Likewise, it is possbile to have a horse deviate from the perfect four-beat not towards the trot, but towards the pace (lateral two-beat). This is sometimes seen in very strongly gaited breeds that have “lost” the trot. In Peruvian Horses, it is called Sobreandando. As pacing horses are not only bouncy but also move the riders hips sidewise, it is not a preferred riding gait, and while a pacey gait is still better than a pace, it is considered undesirable in most gaited breeds. It is often an indication of tension in a horse, insufficient training, lack of suppleness, or if they are tired or lazy, and it can be tough to correct.

Several years ago, Swedish researchers located the gene responsible for gait patterns. The gene for gait is a mutation , which results in changes to the way muscles fire in the spine. This has been commercialised as a genetic test for any horse under the name “Gaitkeeper”. There is still more to be discovered, as the same mutation is also found in some strong trotting breeds, such as French Trotters and Orlov (Russian) Trotters. However, all gaited breeds show the mutation, and having tested numerous horses from different gaited breeds as well as some crossbreds (other parent non-gaited), the test always confirmed my observations and expectations.

Another term often used to refer to these “other gaits” is “saddle gaits”, as they are comfortable for riders. Such horses have been known and bred and prized for a long time. The term “ambling” has latin roots and ambling horses were clearly described. Throughout the dark ages and middle ages, ambling palfreys were the mounts of choice for nobility, ladies, the well to do, and any man who didn’t want or need to ride their destrier (war horse). As roads improved, the need for smooth riding horses lessened, and many were shipped off to the Americas. There, the tough terrain, the demands of the people riding them, and the range of climatic zones they had to survive in, formed several breeds of Gaited Horses. Europe lost most of the gaited genetics.

In many other parts of the world, gaited horses and mules continued to be used and bred, and are still around to this day. North Africa has gaited horses, mules and donkeys, and in the south of the continent, there are Basuto Ponies and Cape Horses.

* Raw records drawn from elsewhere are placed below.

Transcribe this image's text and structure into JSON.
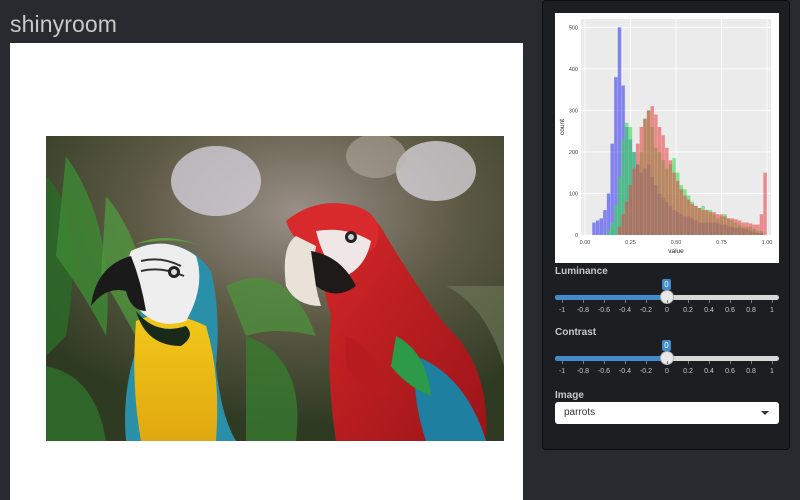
{
  "app": {
    "title": "shinyroom"
  },
  "image_panel": {
    "image_label": "parrots"
  },
  "controls": {
    "luminance": {
      "label": "Luminance",
      "value": 0,
      "min": -1,
      "max": 1,
      "ticks": [
        "-1",
        "-0.8",
        "-0.6",
        "-0.4",
        "-0.2",
        "0",
        "0.2",
        "0.4",
        "0.6",
        "0.8",
        "1"
      ]
    },
    "contrast": {
      "label": "Contrast",
      "value": 0,
      "min": -1,
      "max": 1,
      "ticks": [
        "-1",
        "-0.8",
        "-0.6",
        "-0.4",
        "-0.2",
        "0",
        "0.2",
        "0.4",
        "0.6",
        "0.8",
        "1"
      ]
    },
    "image_select": {
      "label": "Image",
      "selected": "parrots"
    }
  },
  "colors": {
    "accent": "#428bca",
    "red_channel": "#e8474b",
    "green_channel": "#2fe04a",
    "blue_channel": "#3c3cf0"
  },
  "chart_data": {
    "type": "bar",
    "xlabel": "value",
    "ylabel": "count",
    "xlim": [
      0,
      1
    ],
    "ylim": [
      0,
      520
    ],
    "x_ticks": [
      "0.00",
      "0.25",
      "0.50",
      "0.75",
      "1.00"
    ],
    "y_ticks": [
      "0",
      "100",
      "200",
      "300",
      "400",
      "500"
    ],
    "bins": [
      0.0,
      0.02,
      0.04,
      0.06,
      0.08,
      0.1,
      0.12,
      0.14,
      0.16,
      0.18,
      0.2,
      0.22,
      0.24,
      0.26,
      0.28,
      0.3,
      0.32,
      0.34,
      0.36,
      0.38,
      0.4,
      0.42,
      0.44,
      0.46,
      0.48,
      0.5,
      0.52,
      0.54,
      0.56,
      0.58,
      0.6,
      0.62,
      0.64,
      0.66,
      0.68,
      0.7,
      0.72,
      0.74,
      0.76,
      0.78,
      0.8,
      0.82,
      0.84,
      0.86,
      0.88,
      0.9,
      0.92,
      0.94,
      0.96,
      0.98
    ],
    "series": [
      {
        "color": "#3c3cf0",
        "values": [
          0,
          0,
          30,
          35,
          40,
          60,
          100,
          220,
          380,
          500,
          360,
          260,
          230,
          200,
          170,
          150,
          160,
          170,
          140,
          120,
          100,
          90,
          80,
          70,
          60,
          55,
          50,
          45,
          45,
          40,
          35,
          30,
          30,
          30,
          30,
          30,
          28,
          25,
          25,
          20,
          20,
          18,
          18,
          15,
          15,
          10,
          8,
          5,
          5,
          0
        ]
      },
      {
        "color": "#2fe04a",
        "values": [
          0,
          0,
          0,
          0,
          0,
          0,
          10,
          30,
          70,
          140,
          230,
          270,
          260,
          200,
          170,
          200,
          280,
          300,
          260,
          210,
          200,
          180,
          160,
          170,
          185,
          150,
          120,
          110,
          95,
          80,
          70,
          65,
          70,
          60,
          60,
          50,
          40,
          45,
          50,
          40,
          35,
          30,
          25,
          20,
          20,
          20,
          15,
          10,
          10,
          0
        ]
      },
      {
        "color": "#e8474b",
        "values": [
          0,
          0,
          0,
          0,
          0,
          0,
          0,
          0,
          0,
          20,
          50,
          80,
          120,
          160,
          220,
          260,
          280,
          300,
          310,
          290,
          260,
          240,
          210,
          180,
          150,
          130,
          110,
          95,
          85,
          75,
          70,
          65,
          60,
          60,
          55,
          55,
          50,
          50,
          45,
          40,
          40,
          38,
          35,
          30,
          30,
          28,
          25,
          25,
          50,
          150
        ]
      }
    ]
  }
}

Greece has Arravanis, and there are speedy Gaited Horses in Turkey and other countries in the region. There are many other not so well known breeds, which are well gaited in Asia. Europe has seen the re-discovery of Gaited Horses, which started with the importation of Icelandic Horses some years after WWII, and subsequently saw an enthusiastic community of riders and breeders import Gaited Horses from all over the world. I recall visiting Equitana in Essen in 1971, and seeing Peruvian Horses for the first time. With other words, Gaited Horses really are not rare at all.

Unfortunately, Australia was settled at a time when Europe and Great Britain had lost most Gaited Horses, so aside from the occasional accidental one, or the rare importation of a couple of Icelandic Horses in Australia’s early history, it wasn’t until the 1970’s that Gaited Horses started arriving here. Inititally, there were American Saddlebreds and Peruvian Horses. Some after, a group of Icelandic Horses arrived. Then Tennessee Walkers, and in 2000, the first Paso Finos. Since then, Rocky Mountain Horses and Missouri Foxtrotters have arrived. Additionally, many pacing Standardbreds have been found to be retrainable to amble under saddle, and of course, there are crossbred horses, many of which have inherited the ability to gait.